→ **To do**
Please tally the lines below that contain the string "Weight" and reply with that figure only.

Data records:
Start of Block
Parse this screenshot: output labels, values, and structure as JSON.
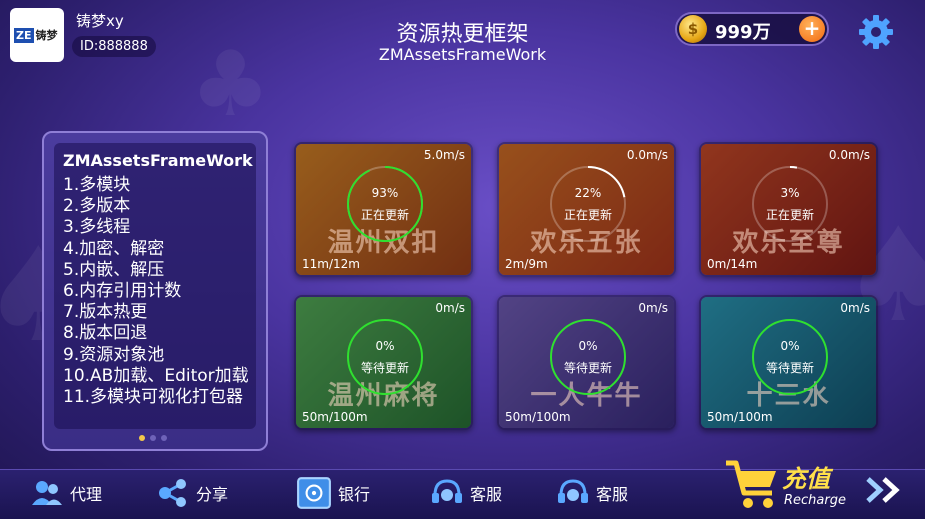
{
  "header": {
    "avatar_logo_text": "铸梦",
    "username": "铸梦xy",
    "user_id": "ID:888888",
    "title": "资源热更框架",
    "subtitle": "ZMAssetsFrameWork",
    "gold": "999万"
  },
  "features": {
    "title": "ZMAssetsFrameWork",
    "items": [
      "1.多模块",
      "2.多版本",
      "3.多线程",
      "4.加密、解密",
      "5.内嵌、解压",
      "6.内存引用计数",
      "7.版本热更",
      "8.版本回退",
      "9.资源对象池",
      "10.AB加载、Editor加载",
      "11.多模块可视化打包器"
    ]
  },
  "games": [
    {
      "name": "温州双扣",
      "speed": "5.0m/s",
      "size": "11m/12m",
      "percent": "93%",
      "status": "正在更新",
      "progress": 0.93
    },
    {
      "name": "欢乐五张",
      "speed": "0.0m/s",
      "size": "2m/9m",
      "percent": "22%",
      "status": "正在更新",
      "progress": 0.22
    },
    {
      "name": "欢乐至尊",
      "speed": "0.0m/s",
      "size": "0m/14m",
      "percent": "3%",
      "status": "正在更新",
      "progress": 0.03
    },
    {
      "name": "温州麻将",
      "speed": "0m/s",
      "size": "50m/100m",
      "percent": "0%",
      "status": "等待更新",
      "progress": 0
    },
    {
      "name": "一人牛牛",
      "speed": "0m/s",
      "size": "50m/100m",
      "percent": "0%",
      "status": "等待更新",
      "progress": 0
    },
    {
      "name": "十三水",
      "speed": "0m/s",
      "size": "50m/100m",
      "percent": "0%",
      "status": "等待更新",
      "progress": 0
    }
  ],
  "nav": {
    "agent": "代理",
    "share": "分享",
    "bank": "银行",
    "service1": "客服",
    "service2": "客服",
    "recharge_cn": "充值",
    "recharge_en": "Recharge"
  },
  "colors": {
    "accent_gold": "#ffe04a",
    "ring_active": "#ffffff",
    "ring_waiting": "#2fe02f",
    "card_orange": "#c9651d",
    "card_green": "#3f9a4a",
    "card_purple": "#5e4aa6",
    "card_teal": "#1f7f9a"
  },
  "icons": [
    "gear-icon",
    "coin-icon",
    "plus-icon",
    "agent-icon",
    "share-icon",
    "bank-icon",
    "headset-icon",
    "cart-icon",
    "double-chevron-icon"
  ]
}
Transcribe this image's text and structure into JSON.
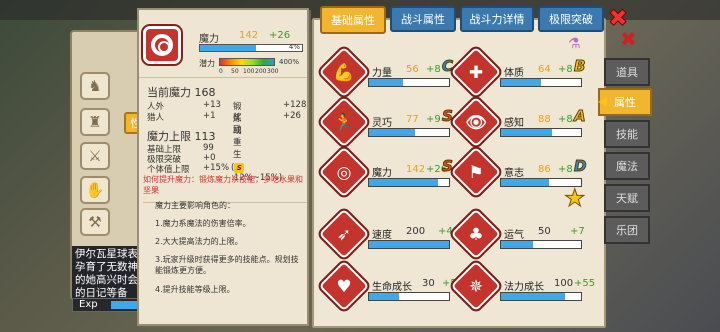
{
  "info": {
    "attr_name": "魔力",
    "attr_base": "142",
    "attr_bonus": "+26",
    "progress_pct": "4%",
    "potential_label": "潜力",
    "potential_ticks": [
      "0",
      "50",
      "100",
      "200",
      "300"
    ],
    "potential_pct": "400%",
    "current_title": "当前魔力 168",
    "current_rows": [
      {
        "l": "人外",
        "v": "+13",
        "l2": "锻炼或重生",
        "v2": "+128"
      },
      {
        "l": "猎人",
        "v": "+1",
        "l2": "奖励",
        "v2": "+26"
      }
    ],
    "limit_title": "魔力上限 113",
    "limit_rows": [
      {
        "l": "基础上限",
        "v": "99"
      },
      {
        "l": "极限突破",
        "v": "+0"
      },
      {
        "l": "个体值上限",
        "v": "+15%",
        "extra": ":12%~15%)"
      }
    ],
    "extra_icon": "S",
    "tip": "如何提升魔力：锻炼魔力系技能，多吃水果和坚果",
    "desc_title": "魔力主要影响角色的：",
    "desc_items": [
      "1.魔力系魔法的伤害倍率。",
      "2.大大提高法力的上限。",
      "3.玩家升级时获得更多的技能点。规划技能锻炼更方便。",
      "4.提升技能等级上限。"
    ]
  },
  "tabs": [
    "基础属性",
    "战斗属性",
    "战斗力详情",
    "极限突破"
  ],
  "stats": [
    {
      "label": "力量",
      "base": "56",
      "bonus": "+8",
      "grade": "C",
      "glyph": "💪",
      "fill": 0.42
    },
    {
      "label": "体质",
      "base": "64",
      "bonus": "+8",
      "grade": "B",
      "glyph": "✚",
      "fill": 0.5
    },
    {
      "label": "灵巧",
      "base": "77",
      "bonus": "+9",
      "grade": "S",
      "glyph": "🏃",
      "fill": 0.58
    },
    {
      "label": "感知",
      "base": "88",
      "bonus": "+8",
      "grade": "A",
      "glyph": "👁",
      "fill": 0.64
    },
    {
      "label": "魔力",
      "base": "142",
      "bonus": "+26",
      "grade": "S",
      "glyph": "◎",
      "fill": 0.86
    },
    {
      "label": "意志",
      "base": "86",
      "bonus": "+8",
      "grade": "D",
      "glyph": "⚑",
      "fill": 0.6
    }
  ],
  "stats2": [
    {
      "label": "速度",
      "val": "200",
      "bonus": "+42",
      "glyph": "➶",
      "fill": 1.0
    },
    {
      "label": "运气",
      "val": "50",
      "bonus": "+7",
      "glyph": "♣",
      "fill": 0.4
    },
    {
      "label": "生命成长",
      "val": "30",
      "bonus": "+51",
      "glyph": "♥",
      "fill": 0.38
    },
    {
      "label": "法力成长",
      "val": "100",
      "bonus": "+55",
      "glyph": "✵",
      "fill": 0.8
    }
  ],
  "side_tabs": [
    "道具",
    "属性",
    "技能",
    "魔法",
    "天赋",
    "乐团"
  ],
  "dialog_text": "伊尔瓦星球表的孕育了无数神秘的她高兴时会轻的日记等备",
  "exp_label": "Exp",
  "left_tab_label": "性",
  "colors": {
    "accent": "#f2b530",
    "tab_blue": "#3a7ab0",
    "stat_red": "#c3342d",
    "bar_blue": "#3fa9e8"
  }
}
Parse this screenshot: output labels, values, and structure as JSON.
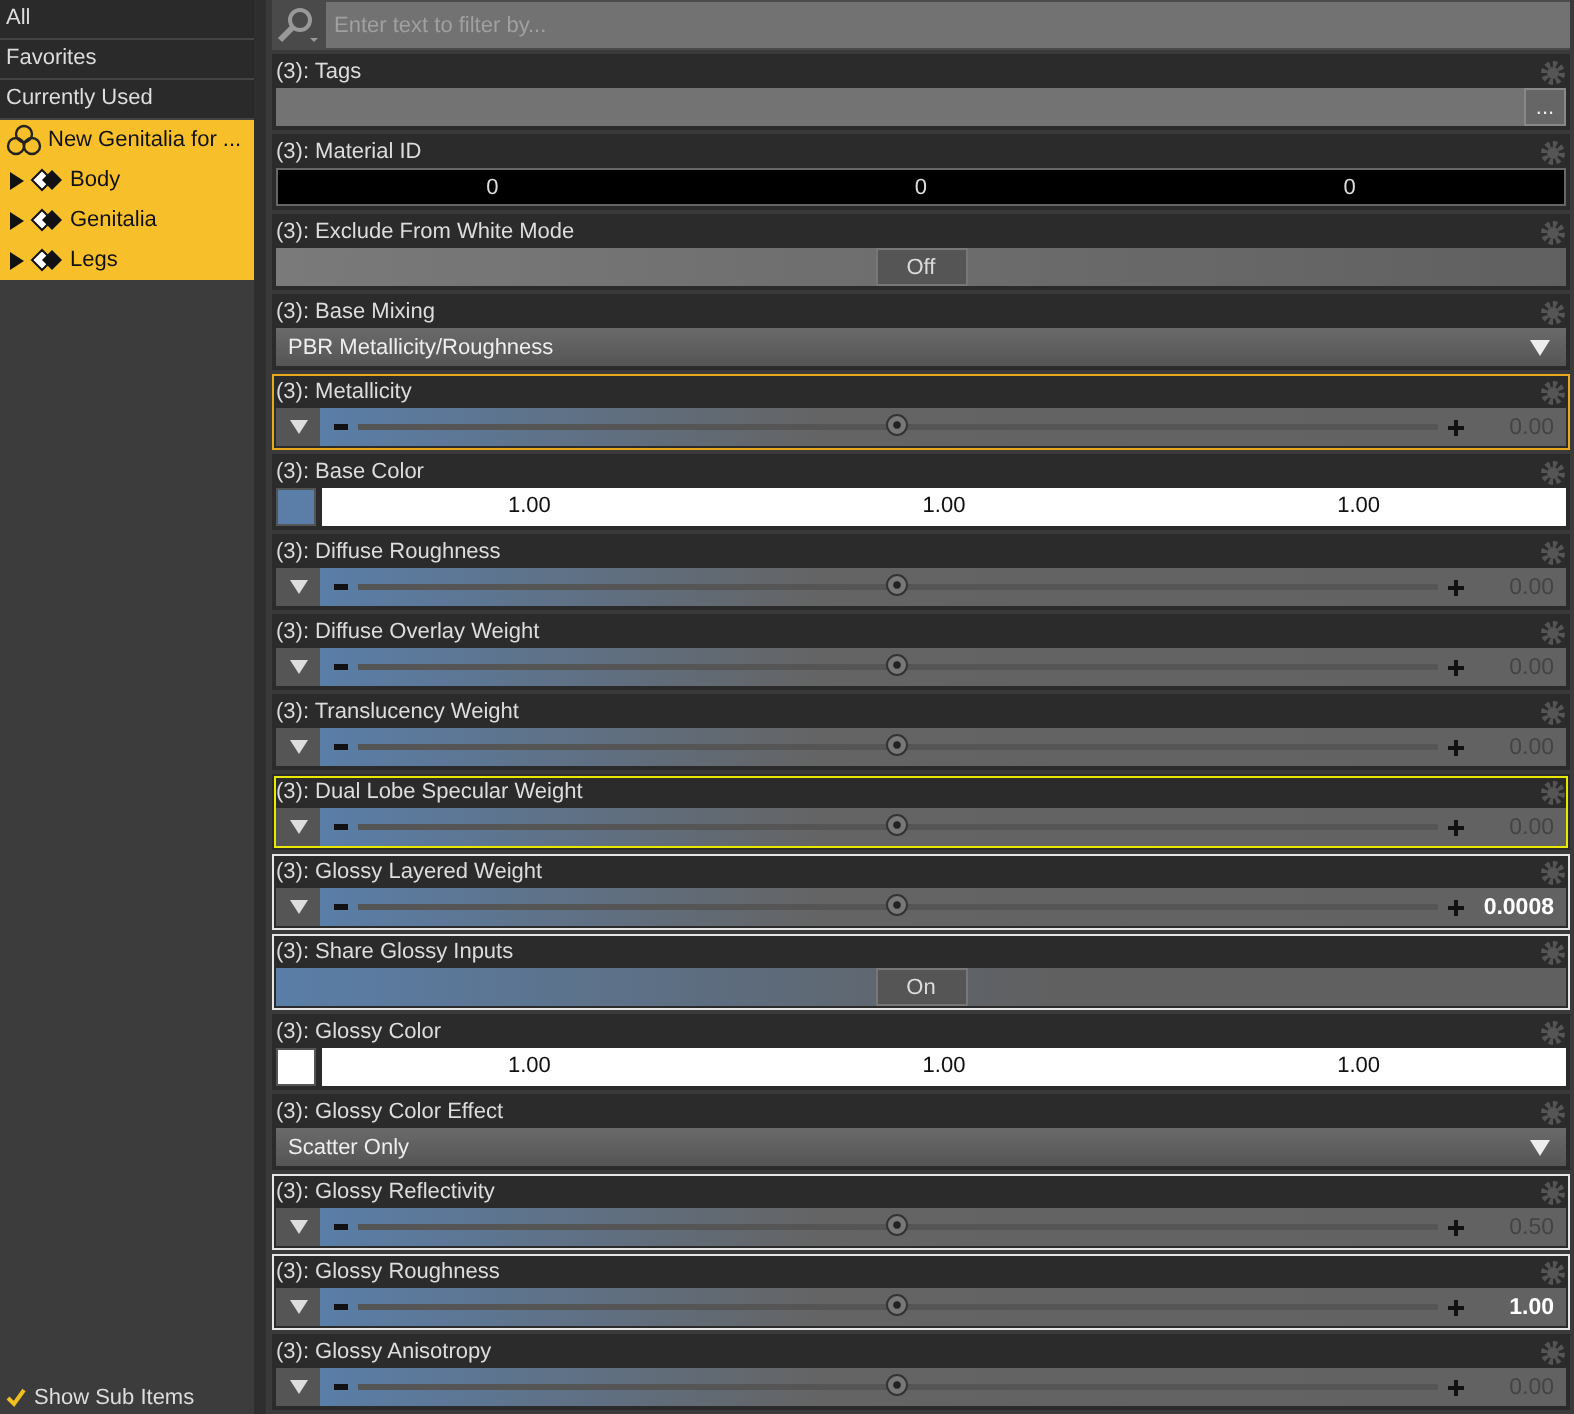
{
  "sidebar": {
    "items": [
      {
        "label": "All",
        "selected": false
      },
      {
        "label": "Favorites",
        "selected": false
      },
      {
        "label": "Currently Used",
        "selected": false
      }
    ],
    "tree": [
      {
        "label": "New Genitalia for ...",
        "selected": true,
        "children": [
          {
            "label": "Body",
            "expanded": false,
            "selected": true
          },
          {
            "label": "Genitalia",
            "expanded": false,
            "selected": true
          },
          {
            "label": "Legs",
            "expanded": false,
            "selected": true
          }
        ]
      }
    ],
    "show_sub_items": {
      "label": "Show Sub Items",
      "checked": true
    }
  },
  "filter": {
    "placeholder": "Enter text to filter by..."
  },
  "properties": [
    {
      "kind": "text",
      "label": "(3): Tags",
      "button": "...",
      "selected": false,
      "hovered": false,
      "highlighted": false
    },
    {
      "kind": "numbers",
      "label": "(3): Material ID",
      "values": [
        "0",
        "0",
        "0"
      ],
      "selected": false,
      "hovered": false,
      "highlighted": false
    },
    {
      "kind": "toggle",
      "label": "(3): Exclude From White Mode",
      "value": "Off",
      "on": false,
      "selected": false,
      "hovered": false,
      "highlighted": false
    },
    {
      "kind": "dropdown",
      "label": "(3): Base Mixing",
      "value": "PBR Metallicity/Roughness",
      "selected": false,
      "hovered": false,
      "highlighted": false
    },
    {
      "kind": "slider",
      "label": "(3): Metallicity",
      "value": "0.00",
      "changed": false,
      "selected": true,
      "hovered": false,
      "highlighted": false
    },
    {
      "kind": "color",
      "label": "(3): Base Color",
      "color": "#5a7ea8",
      "values": [
        "1.00",
        "1.00",
        "1.00"
      ],
      "selected": false,
      "hovered": false,
      "highlighted": false
    },
    {
      "kind": "slider",
      "label": "(3): Diffuse Roughness",
      "value": "0.00",
      "changed": false,
      "selected": false,
      "hovered": false,
      "highlighted": false
    },
    {
      "kind": "slider",
      "label": "(3): Diffuse Overlay Weight",
      "value": "0.00",
      "changed": false,
      "selected": false,
      "hovered": false,
      "highlighted": false
    },
    {
      "kind": "slider",
      "label": "(3): Translucency Weight",
      "value": "0.00",
      "changed": false,
      "selected": false,
      "hovered": false,
      "highlighted": false
    },
    {
      "kind": "slider",
      "label": "(3): Dual Lobe Specular Weight",
      "value": "0.00",
      "changed": false,
      "selected": false,
      "hovered": true,
      "highlighted": false
    },
    {
      "kind": "slider",
      "label": "(3): Glossy Layered Weight",
      "value": "0.0008",
      "changed": true,
      "selected": false,
      "hovered": false,
      "highlighted": true
    },
    {
      "kind": "toggle",
      "label": "(3): Share Glossy Inputs",
      "value": "On",
      "on": true,
      "selected": false,
      "hovered": false,
      "highlighted": true
    },
    {
      "kind": "color",
      "label": "(3): Glossy Color",
      "color": "#ffffff",
      "values": [
        "1.00",
        "1.00",
        "1.00"
      ],
      "selected": false,
      "hovered": false,
      "highlighted": false
    },
    {
      "kind": "dropdown",
      "label": "(3): Glossy Color Effect",
      "value": "Scatter Only",
      "selected": false,
      "hovered": false,
      "highlighted": false
    },
    {
      "kind": "slider",
      "label": "(3): Glossy Reflectivity",
      "value": "0.50",
      "changed": false,
      "selected": false,
      "hovered": false,
      "highlighted": true
    },
    {
      "kind": "slider",
      "label": "(3): Glossy Roughness",
      "value": "1.00",
      "changed": true,
      "selected": false,
      "hovered": false,
      "highlighted": true
    },
    {
      "kind": "slider",
      "label": "(3): Glossy Anisotropy",
      "value": "0.00",
      "changed": false,
      "selected": false,
      "hovered": false,
      "highlighted": false
    }
  ]
}
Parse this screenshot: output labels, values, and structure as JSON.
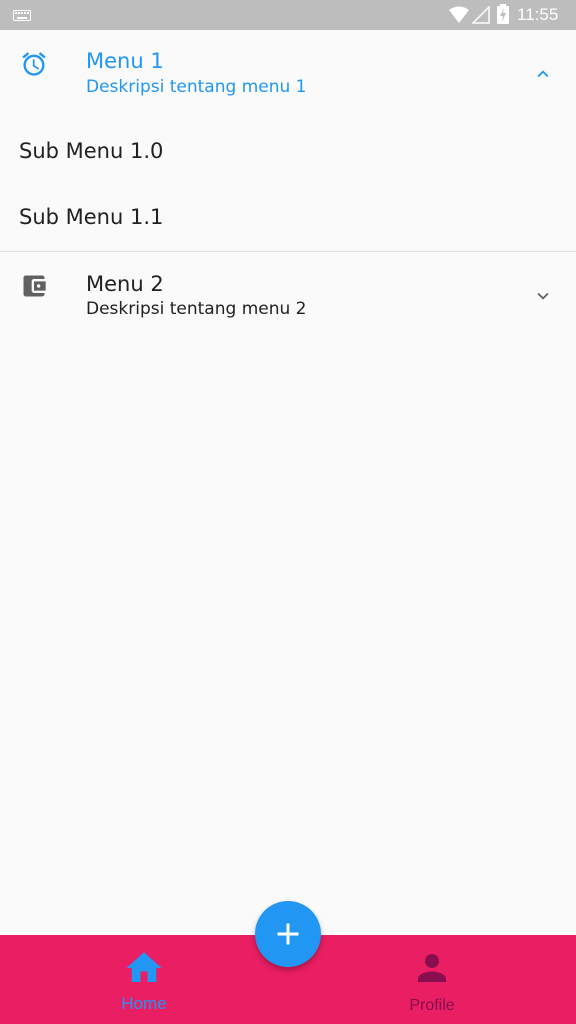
{
  "status_bar": {
    "time": "11:55",
    "icons": [
      "keyboard-icon",
      "wifi-icon",
      "signal-icon",
      "battery-charging-icon"
    ]
  },
  "menus": [
    {
      "title": "Menu 1",
      "subtitle": "Deskripsi tentang menu 1",
      "icon": "alarm-icon",
      "expanded": true,
      "items": [
        "Sub Menu 1.0",
        "Sub Menu 1.1"
      ]
    },
    {
      "title": "Menu 2",
      "subtitle": "Deskripsi tentang menu 2",
      "icon": "wallet-icon",
      "expanded": false
    }
  ],
  "bottom_nav": {
    "items": [
      {
        "label": "Home",
        "icon": "home-icon",
        "active": true
      },
      {
        "label": "Profile",
        "icon": "person-icon",
        "active": false
      }
    ]
  },
  "fab": {
    "icon": "add-icon"
  },
  "colors": {
    "accent": "#2196f3",
    "nav_background": "#e91e63",
    "nav_inactive": "#880e4f",
    "status_bar": "#bdbdbd",
    "background": "#fafafa",
    "text": "#212121"
  }
}
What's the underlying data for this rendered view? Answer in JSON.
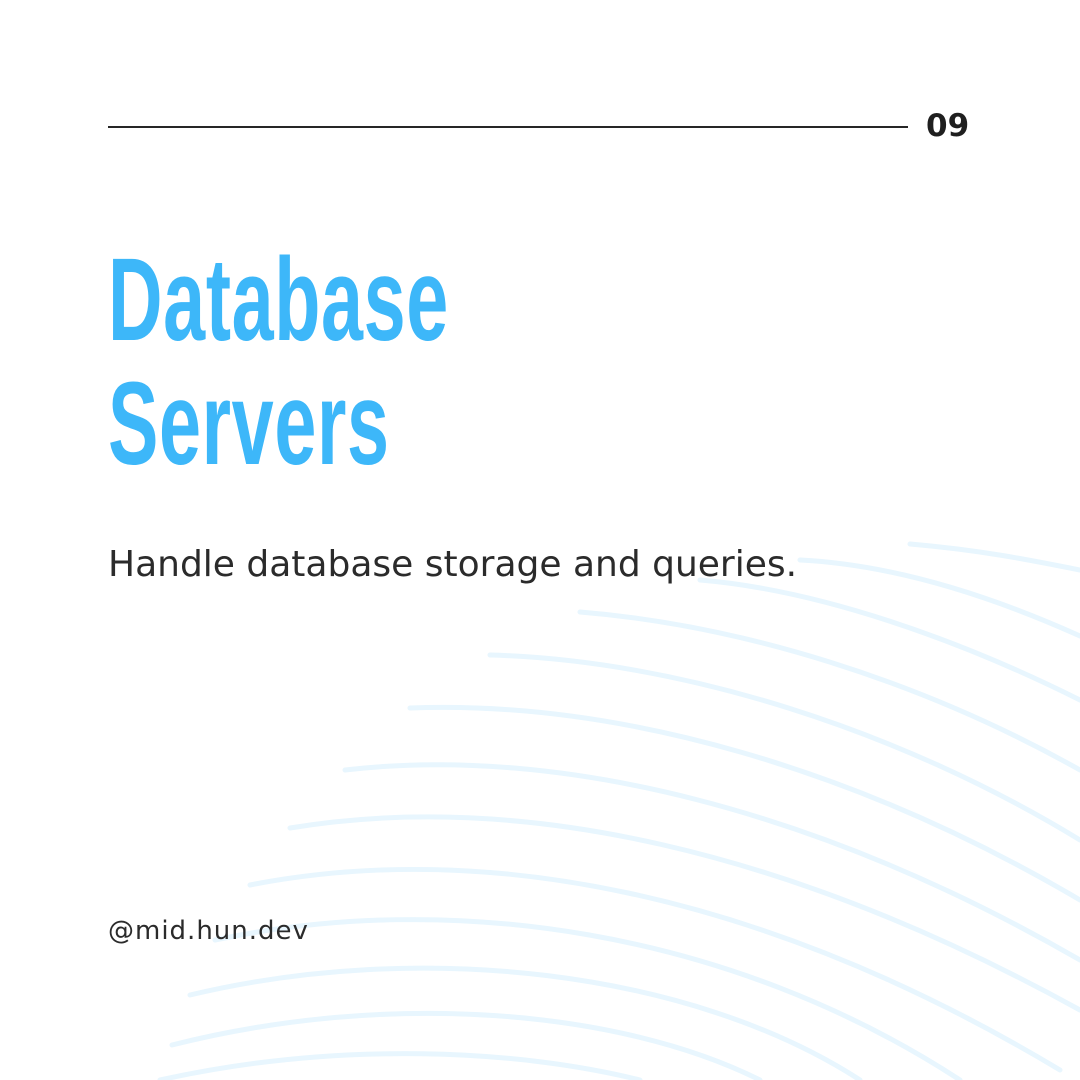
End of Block
→ **Solved problem**
4